▶ Instructions to follow
Check every line below for the string "JSON", and copy the lines that contain it.

[Data about app and page elements]
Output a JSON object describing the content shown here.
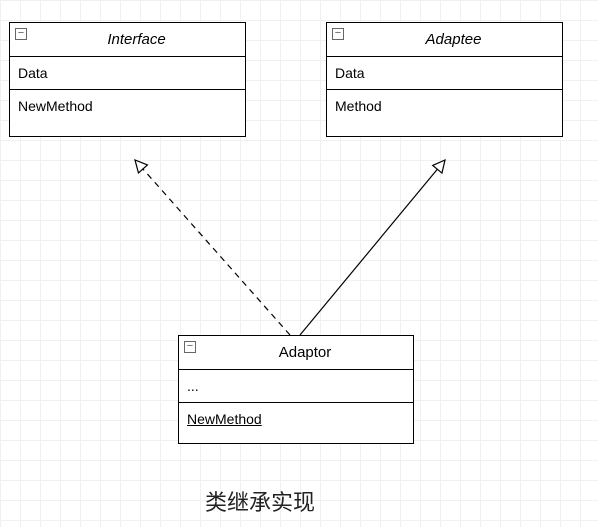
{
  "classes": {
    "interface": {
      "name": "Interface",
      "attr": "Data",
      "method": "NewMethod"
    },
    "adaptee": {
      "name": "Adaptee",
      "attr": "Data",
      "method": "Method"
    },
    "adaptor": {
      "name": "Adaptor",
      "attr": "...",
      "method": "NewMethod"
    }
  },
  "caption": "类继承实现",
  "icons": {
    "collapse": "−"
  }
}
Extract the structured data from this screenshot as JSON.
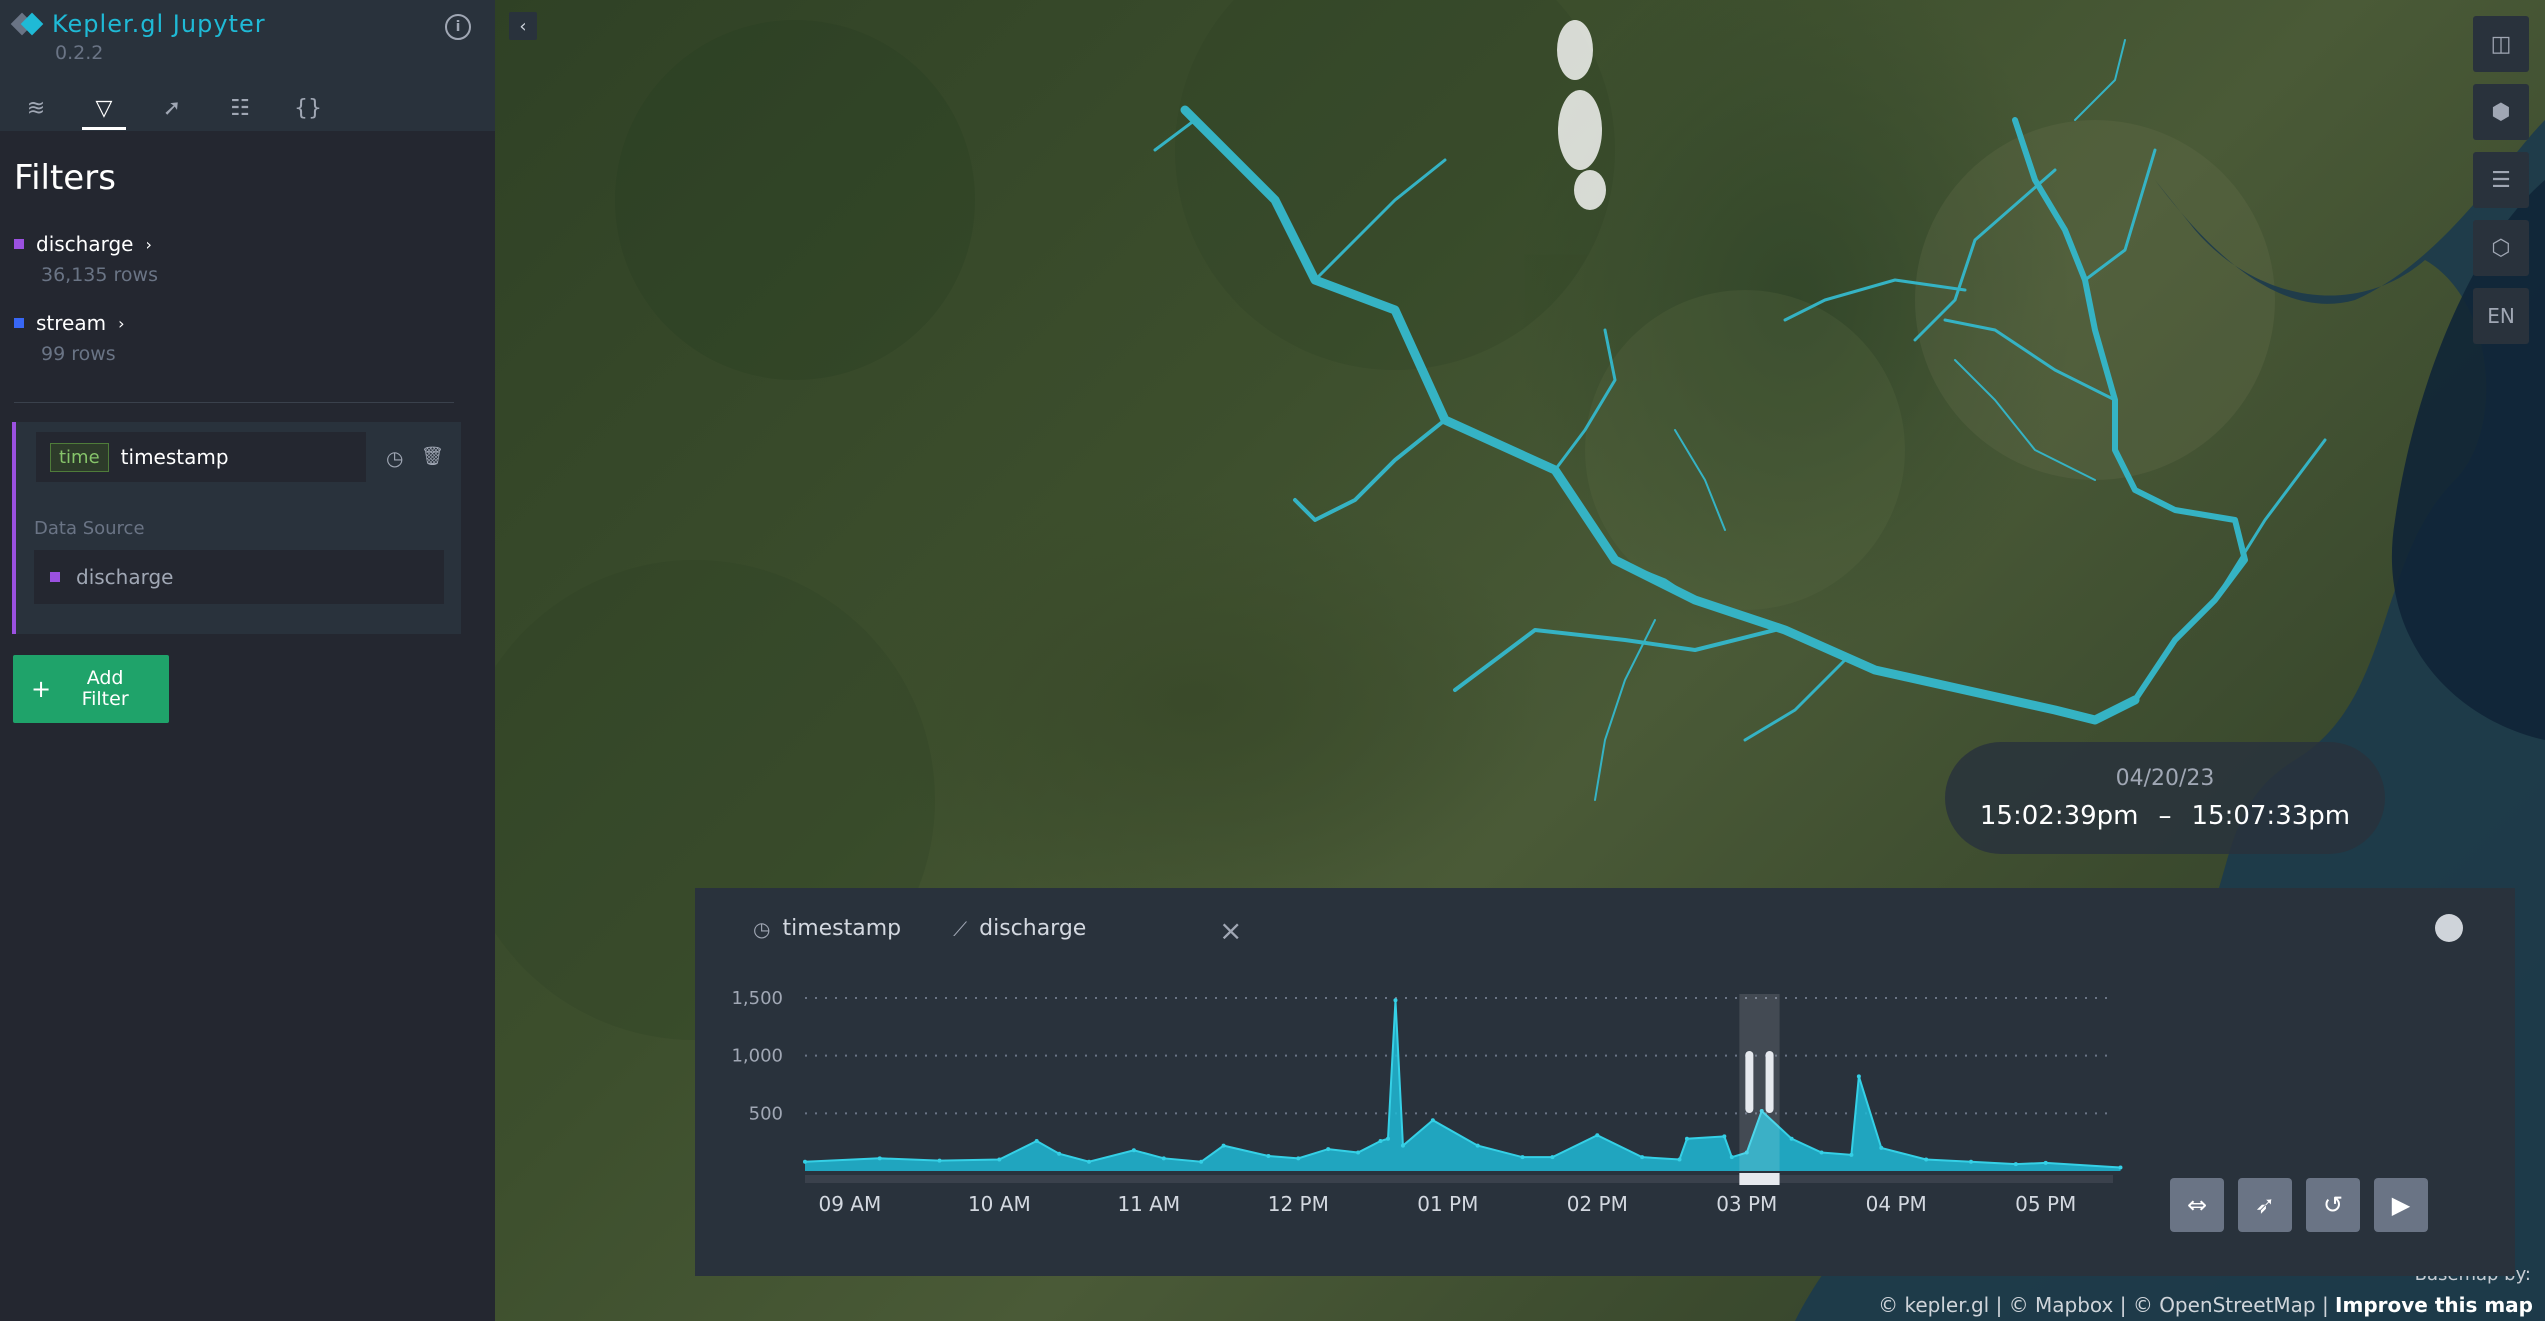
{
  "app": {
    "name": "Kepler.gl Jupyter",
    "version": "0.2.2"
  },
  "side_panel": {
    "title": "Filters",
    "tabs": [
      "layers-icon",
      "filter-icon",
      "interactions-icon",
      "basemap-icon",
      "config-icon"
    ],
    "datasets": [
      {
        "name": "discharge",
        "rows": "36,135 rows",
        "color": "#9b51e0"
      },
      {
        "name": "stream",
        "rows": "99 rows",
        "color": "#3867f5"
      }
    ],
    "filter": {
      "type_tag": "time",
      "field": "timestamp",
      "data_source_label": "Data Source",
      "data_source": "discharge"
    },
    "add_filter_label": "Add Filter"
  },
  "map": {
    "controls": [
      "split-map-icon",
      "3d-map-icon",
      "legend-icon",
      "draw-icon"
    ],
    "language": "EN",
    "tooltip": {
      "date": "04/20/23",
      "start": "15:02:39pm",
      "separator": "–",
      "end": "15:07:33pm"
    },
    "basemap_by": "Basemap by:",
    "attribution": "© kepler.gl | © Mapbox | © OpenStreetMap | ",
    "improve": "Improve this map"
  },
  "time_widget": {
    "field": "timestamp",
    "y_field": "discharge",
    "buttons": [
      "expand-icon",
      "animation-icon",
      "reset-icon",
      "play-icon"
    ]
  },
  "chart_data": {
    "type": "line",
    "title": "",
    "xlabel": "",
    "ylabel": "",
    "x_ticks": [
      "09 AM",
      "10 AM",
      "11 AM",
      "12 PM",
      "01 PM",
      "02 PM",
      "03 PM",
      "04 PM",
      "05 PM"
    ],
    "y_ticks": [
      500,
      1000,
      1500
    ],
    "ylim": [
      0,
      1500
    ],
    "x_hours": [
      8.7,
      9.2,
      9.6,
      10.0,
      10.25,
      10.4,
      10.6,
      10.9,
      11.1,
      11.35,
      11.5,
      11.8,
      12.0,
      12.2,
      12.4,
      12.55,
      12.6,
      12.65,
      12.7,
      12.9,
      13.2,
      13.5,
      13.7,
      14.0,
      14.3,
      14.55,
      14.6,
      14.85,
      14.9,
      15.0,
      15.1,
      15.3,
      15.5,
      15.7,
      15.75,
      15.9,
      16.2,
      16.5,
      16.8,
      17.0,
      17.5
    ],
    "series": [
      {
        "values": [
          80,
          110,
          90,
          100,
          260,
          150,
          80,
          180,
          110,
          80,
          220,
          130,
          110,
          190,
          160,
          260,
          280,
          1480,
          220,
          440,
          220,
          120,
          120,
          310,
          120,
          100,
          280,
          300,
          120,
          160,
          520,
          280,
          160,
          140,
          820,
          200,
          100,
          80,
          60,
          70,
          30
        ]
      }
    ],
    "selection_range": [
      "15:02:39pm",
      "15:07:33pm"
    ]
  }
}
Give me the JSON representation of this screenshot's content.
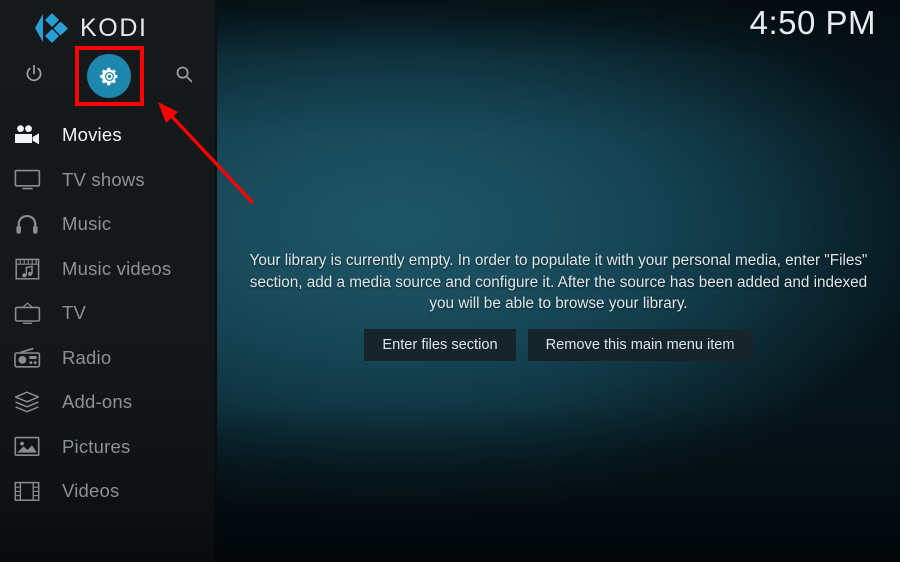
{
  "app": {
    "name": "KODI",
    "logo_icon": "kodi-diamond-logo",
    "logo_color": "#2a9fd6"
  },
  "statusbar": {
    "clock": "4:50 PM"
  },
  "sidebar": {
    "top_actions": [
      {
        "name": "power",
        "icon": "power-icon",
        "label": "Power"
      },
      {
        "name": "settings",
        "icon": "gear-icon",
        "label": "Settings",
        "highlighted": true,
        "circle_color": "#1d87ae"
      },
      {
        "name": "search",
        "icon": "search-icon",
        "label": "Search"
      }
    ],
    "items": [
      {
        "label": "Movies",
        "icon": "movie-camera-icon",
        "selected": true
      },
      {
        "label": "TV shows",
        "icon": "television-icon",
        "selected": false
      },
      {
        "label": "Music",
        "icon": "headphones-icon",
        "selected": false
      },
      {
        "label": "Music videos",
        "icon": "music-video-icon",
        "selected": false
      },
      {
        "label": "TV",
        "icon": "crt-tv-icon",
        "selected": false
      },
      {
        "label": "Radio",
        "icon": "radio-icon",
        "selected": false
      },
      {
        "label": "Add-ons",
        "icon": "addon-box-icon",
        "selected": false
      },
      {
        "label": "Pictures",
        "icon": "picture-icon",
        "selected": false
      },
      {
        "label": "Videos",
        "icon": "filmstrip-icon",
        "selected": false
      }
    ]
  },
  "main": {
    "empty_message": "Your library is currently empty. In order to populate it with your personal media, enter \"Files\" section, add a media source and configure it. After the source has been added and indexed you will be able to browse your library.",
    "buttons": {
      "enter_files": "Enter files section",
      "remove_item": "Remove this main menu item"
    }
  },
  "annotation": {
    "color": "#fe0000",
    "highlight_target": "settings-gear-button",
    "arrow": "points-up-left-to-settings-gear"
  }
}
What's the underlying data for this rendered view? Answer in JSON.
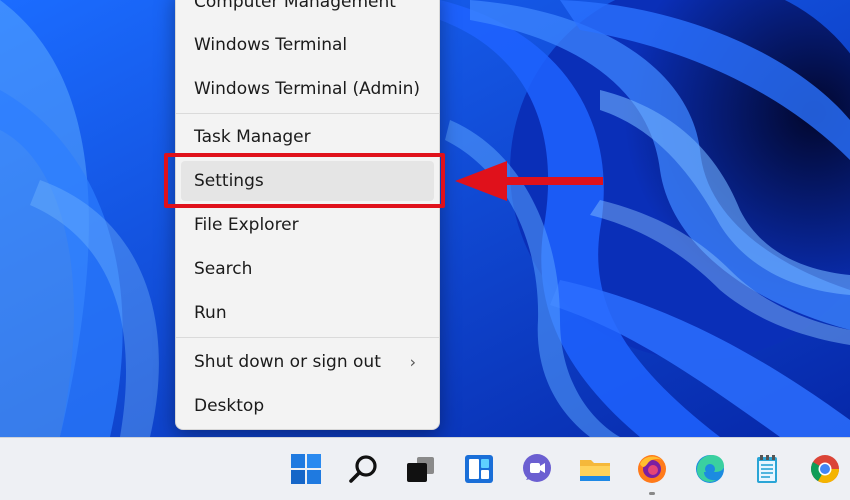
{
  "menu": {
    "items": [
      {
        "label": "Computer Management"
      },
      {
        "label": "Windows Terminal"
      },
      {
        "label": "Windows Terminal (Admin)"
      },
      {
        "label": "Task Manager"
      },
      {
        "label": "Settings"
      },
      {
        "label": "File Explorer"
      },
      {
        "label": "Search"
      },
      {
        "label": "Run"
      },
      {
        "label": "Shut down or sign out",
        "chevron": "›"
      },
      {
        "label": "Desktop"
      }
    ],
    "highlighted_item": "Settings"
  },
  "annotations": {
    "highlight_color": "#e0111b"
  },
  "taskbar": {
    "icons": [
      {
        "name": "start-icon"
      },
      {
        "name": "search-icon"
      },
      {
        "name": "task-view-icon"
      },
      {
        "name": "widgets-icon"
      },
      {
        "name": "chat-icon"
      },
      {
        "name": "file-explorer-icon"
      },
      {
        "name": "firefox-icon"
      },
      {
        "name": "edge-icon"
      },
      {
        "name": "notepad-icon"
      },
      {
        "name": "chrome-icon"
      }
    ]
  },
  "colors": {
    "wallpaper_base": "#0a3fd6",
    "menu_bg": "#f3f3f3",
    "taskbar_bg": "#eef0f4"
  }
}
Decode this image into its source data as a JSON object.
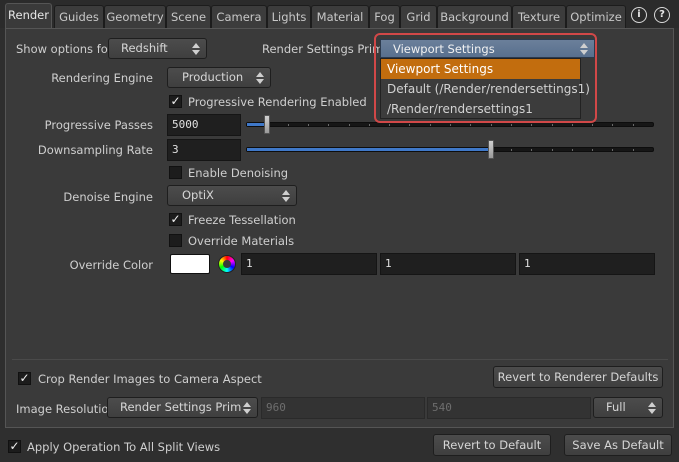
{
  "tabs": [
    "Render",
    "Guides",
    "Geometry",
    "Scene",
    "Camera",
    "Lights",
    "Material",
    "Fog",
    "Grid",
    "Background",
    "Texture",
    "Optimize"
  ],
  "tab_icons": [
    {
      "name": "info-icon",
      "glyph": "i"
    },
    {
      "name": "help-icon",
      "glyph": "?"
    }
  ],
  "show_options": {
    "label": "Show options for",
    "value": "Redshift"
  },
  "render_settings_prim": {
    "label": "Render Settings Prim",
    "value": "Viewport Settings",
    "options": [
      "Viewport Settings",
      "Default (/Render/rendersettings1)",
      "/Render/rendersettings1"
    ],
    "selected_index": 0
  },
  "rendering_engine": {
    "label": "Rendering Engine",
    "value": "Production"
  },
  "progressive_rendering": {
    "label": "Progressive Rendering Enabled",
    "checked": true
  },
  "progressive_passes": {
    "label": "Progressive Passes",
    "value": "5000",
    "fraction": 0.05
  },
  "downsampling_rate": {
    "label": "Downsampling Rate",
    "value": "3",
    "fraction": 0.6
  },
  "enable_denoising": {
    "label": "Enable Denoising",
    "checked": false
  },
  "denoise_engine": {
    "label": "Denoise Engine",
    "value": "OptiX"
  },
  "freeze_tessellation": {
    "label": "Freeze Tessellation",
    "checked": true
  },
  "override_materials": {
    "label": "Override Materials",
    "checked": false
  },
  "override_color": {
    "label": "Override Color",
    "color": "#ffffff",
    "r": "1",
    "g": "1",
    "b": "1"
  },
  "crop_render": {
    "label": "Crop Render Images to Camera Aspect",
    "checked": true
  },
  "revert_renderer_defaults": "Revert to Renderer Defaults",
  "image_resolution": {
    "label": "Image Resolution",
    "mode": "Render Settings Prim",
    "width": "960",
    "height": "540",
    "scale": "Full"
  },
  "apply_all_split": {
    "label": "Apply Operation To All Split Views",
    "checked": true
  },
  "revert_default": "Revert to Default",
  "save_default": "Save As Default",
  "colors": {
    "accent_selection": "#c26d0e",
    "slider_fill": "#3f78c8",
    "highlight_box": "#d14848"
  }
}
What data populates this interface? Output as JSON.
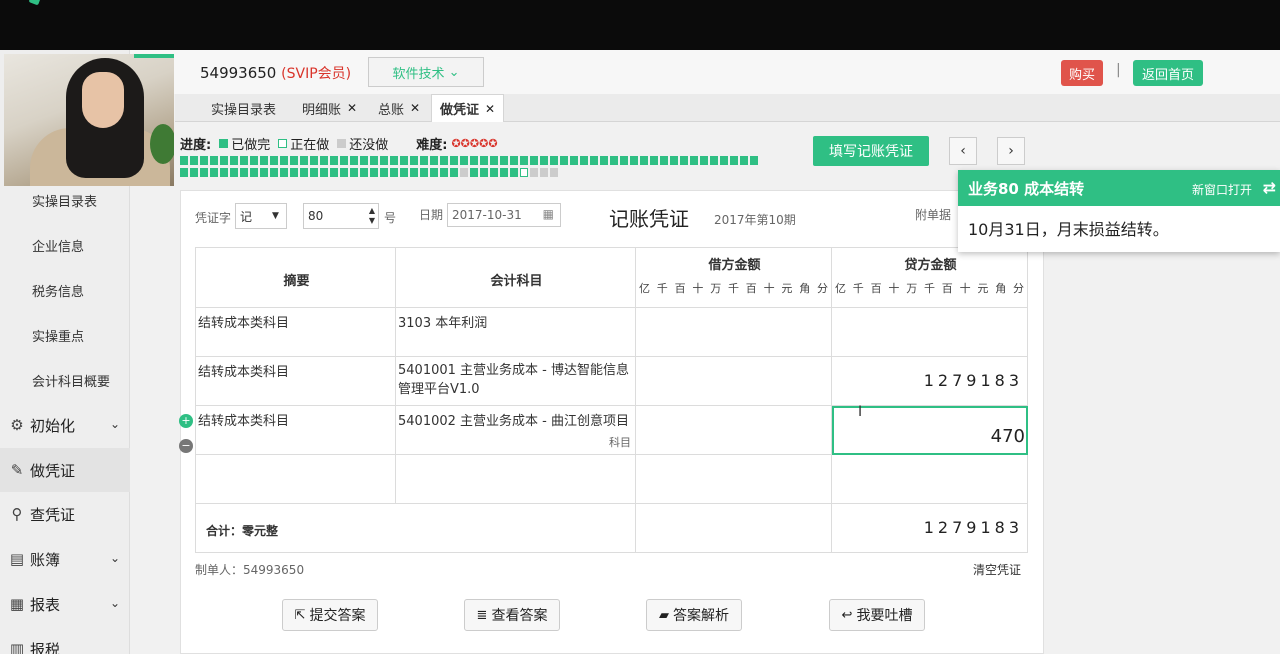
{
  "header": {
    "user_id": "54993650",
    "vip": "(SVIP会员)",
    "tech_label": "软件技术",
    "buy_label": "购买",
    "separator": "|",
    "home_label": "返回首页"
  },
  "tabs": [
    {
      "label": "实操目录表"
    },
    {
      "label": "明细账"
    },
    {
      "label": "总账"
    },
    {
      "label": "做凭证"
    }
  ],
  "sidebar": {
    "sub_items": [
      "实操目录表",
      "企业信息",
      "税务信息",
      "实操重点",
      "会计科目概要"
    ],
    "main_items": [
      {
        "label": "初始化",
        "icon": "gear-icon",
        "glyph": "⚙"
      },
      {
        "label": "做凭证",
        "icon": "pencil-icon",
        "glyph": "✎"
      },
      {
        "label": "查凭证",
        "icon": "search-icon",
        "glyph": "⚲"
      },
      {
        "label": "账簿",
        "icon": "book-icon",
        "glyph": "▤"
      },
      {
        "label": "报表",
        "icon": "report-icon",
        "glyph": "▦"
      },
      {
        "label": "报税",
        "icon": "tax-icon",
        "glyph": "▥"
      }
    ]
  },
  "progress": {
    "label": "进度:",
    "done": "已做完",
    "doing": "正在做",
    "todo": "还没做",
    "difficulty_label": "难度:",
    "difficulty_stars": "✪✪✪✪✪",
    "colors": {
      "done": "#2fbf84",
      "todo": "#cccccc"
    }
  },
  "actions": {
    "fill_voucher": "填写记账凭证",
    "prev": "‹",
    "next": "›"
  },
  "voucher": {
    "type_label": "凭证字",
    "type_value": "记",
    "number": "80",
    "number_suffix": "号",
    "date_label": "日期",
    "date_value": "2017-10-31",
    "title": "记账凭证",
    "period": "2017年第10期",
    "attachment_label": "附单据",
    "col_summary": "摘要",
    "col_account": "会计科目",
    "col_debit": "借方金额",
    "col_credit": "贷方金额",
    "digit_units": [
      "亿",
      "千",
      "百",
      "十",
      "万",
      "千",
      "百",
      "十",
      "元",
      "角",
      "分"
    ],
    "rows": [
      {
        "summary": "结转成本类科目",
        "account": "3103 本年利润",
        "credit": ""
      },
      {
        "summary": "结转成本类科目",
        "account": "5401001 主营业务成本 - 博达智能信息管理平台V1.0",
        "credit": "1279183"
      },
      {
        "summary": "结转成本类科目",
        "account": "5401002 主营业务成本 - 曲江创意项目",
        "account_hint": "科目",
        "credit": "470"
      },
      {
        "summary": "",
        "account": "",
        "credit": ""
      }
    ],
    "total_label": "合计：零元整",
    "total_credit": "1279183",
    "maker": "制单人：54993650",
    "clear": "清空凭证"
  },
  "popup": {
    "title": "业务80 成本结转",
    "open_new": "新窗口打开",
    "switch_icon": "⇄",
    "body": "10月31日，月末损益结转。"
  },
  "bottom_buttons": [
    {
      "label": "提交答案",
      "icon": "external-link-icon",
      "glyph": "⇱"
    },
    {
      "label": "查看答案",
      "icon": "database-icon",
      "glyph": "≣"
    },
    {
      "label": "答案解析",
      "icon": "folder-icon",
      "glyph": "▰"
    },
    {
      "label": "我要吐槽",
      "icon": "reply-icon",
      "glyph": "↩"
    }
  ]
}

▶ Answer box
Output a JSON object describing the content shown here.
Extract the structured data from this screenshot as JSON.
Give me the JSON representation of this screenshot's content.
What's the underlying data for this rendered view? Answer in JSON.
Decode this image into its source data as a JSON object.
What data populates this interface? Output as JSON.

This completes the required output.